When the diameter of element 22 is small enough that it may tend to assume a transverse orientation in the cavity, it is desirable to provide a flange 24 at each end to ensure that the element 22 remains generally aligned with the longitudinal axis of the cavity. Otherwise, the distributor valve may become lodged in the cavity and unable to roll or move as desired.
Operation of distributor valve 20 will be described with reference to
Secondly, the distributor revolves in the direction indicated by the arrow by engagement with the moving hair. This tends to draw the hair-treatment product from the upstream side of the applicator (i.e., the left in
Another function of the distributor valve is illustrated in
In use, an operator grasps the tube 30 or inlet 10 in the orientation shown in
It will be appreciated that an improved applicator for hair-treatment products has been described. Modifications within the scope of the appended claims will be apparent to those of skill in the art.
|Cited Patent||Filing date||Publication date||Applicant||Title|
|US1645038 *||Feb 3, 1926||Oct 11, 1927||Borer William J||Fountain comb|
|US2461789||Oct 4, 1946||Feb 15, 1949||Usai Mario G||Hair-treating comb|
|US2660182||Aug 6, 1952||Nov 24, 1953||Fred Kaul||Apparatus for hair dyeing|
|US2758606||Aug 26, 1954||Aug 14, 1956||Usai Mario G||Applicator comb|
|US2857919 *||Dec 18, 1956||Oct 28, 1958||Gillette Co||Dispenser|

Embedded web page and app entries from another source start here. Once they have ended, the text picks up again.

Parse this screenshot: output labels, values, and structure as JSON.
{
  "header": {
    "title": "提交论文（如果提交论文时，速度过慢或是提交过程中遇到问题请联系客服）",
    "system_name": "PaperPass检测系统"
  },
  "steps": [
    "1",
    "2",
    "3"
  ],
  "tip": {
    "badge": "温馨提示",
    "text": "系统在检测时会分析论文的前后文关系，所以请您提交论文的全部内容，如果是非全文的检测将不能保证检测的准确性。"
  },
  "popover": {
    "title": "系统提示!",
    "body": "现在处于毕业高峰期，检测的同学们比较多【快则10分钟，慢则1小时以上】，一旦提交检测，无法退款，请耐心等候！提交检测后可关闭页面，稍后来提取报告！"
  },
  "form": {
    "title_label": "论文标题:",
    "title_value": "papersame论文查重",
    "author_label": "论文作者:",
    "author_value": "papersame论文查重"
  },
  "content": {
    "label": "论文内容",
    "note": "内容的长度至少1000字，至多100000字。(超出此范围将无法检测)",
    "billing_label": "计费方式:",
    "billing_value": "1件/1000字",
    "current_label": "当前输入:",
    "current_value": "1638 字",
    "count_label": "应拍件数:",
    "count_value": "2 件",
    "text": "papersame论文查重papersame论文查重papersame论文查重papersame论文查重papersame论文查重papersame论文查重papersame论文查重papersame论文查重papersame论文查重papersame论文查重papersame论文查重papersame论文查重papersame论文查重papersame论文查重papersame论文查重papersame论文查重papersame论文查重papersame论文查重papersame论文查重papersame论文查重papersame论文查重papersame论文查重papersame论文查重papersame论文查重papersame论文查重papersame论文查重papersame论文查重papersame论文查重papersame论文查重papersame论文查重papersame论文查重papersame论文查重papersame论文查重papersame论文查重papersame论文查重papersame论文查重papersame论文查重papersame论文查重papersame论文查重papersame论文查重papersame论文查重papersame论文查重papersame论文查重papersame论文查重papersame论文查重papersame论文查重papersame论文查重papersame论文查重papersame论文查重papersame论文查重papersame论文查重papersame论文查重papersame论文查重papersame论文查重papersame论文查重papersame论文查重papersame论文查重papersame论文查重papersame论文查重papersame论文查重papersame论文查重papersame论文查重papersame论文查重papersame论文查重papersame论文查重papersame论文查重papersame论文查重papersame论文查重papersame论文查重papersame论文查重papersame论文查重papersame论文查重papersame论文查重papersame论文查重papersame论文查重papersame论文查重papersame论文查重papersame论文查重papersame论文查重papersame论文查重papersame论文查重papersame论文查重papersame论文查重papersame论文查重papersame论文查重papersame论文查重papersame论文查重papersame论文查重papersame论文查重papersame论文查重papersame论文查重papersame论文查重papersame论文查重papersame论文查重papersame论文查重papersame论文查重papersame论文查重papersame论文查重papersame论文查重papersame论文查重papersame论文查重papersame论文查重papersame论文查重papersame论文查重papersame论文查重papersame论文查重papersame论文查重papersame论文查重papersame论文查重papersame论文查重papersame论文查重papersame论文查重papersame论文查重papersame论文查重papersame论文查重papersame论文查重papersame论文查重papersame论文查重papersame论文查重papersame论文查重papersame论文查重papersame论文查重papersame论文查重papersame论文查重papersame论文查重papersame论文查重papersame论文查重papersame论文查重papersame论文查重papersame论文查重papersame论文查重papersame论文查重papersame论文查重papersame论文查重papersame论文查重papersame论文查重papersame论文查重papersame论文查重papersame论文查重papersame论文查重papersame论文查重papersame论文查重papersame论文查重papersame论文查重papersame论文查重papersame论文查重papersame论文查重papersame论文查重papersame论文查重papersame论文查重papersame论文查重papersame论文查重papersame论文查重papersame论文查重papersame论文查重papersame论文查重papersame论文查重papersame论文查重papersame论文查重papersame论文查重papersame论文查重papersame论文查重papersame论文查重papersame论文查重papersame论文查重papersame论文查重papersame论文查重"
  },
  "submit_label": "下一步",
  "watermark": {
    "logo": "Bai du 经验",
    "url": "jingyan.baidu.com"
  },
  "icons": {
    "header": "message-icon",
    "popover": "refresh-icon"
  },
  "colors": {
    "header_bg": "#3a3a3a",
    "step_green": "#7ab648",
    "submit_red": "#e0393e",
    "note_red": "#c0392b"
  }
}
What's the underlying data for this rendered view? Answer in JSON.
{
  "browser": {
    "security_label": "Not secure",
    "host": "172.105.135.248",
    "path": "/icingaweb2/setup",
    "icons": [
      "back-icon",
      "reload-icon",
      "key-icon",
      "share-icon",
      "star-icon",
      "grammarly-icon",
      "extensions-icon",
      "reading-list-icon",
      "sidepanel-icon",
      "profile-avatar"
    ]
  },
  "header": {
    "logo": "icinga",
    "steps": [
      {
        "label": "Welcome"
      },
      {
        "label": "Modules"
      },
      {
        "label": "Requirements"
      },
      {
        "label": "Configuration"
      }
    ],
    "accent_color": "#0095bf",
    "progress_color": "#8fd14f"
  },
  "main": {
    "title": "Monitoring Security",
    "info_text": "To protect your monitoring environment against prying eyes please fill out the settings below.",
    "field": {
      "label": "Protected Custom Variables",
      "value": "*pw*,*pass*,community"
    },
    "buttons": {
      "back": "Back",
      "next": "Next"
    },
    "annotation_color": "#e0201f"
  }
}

|US3119142 *||May 2, 1962||Jan 28, 1964||Fletcher Kenneth E||Fountain brush|
|US3995597||Mar 31, 1975||Dec 7, 1976||Warwick Ronald E||Flea powder dispenser|
|US4013086 *||Oct 14, 1975||Mar 22, 1977||Chmela John F||Combing device|
|US4209027 *||Jun 21, 1974||Jun 24, 1980||Shila Morganroth||Hair treatment devices and packaging therefor|
|US4799456 *||Apr 4, 1988||Jan 24, 1989||Donald R. Young||Combination medication applicator and pet grooming|
|US4867183 *||Nov 8, 1988||Sep 19, 1989||Henkel Kommanditgesellschaft Auf Aktien||Dispenser for hair cosmetics|
|US5152305||Sep 13, 1991||Oct 6, 1992||Hair Master||Applicator device|
|US5325878 *||Aug 19, 1992||Jul 5, 1994||Mckay William D||Fluid dispensing comb|
|US6112751 *||Nov 12, 1997||Sep 5, 2000||Komb Limited||Hair styling comb|
|Citing Patent||Filing date||Publication date||Applicant||Title|
|US20130199555 *||Jun 1, 2011||Aug 8, 2013||Anke Wagner||Applicator device for applying at least one application agent to fibrous materials|
|U.S. Classification||132/116, 132/112|
|Cooperative Classification||A45D24/22, A45D19/0008|
|European Classification||A45D24/22, A45D19/00B|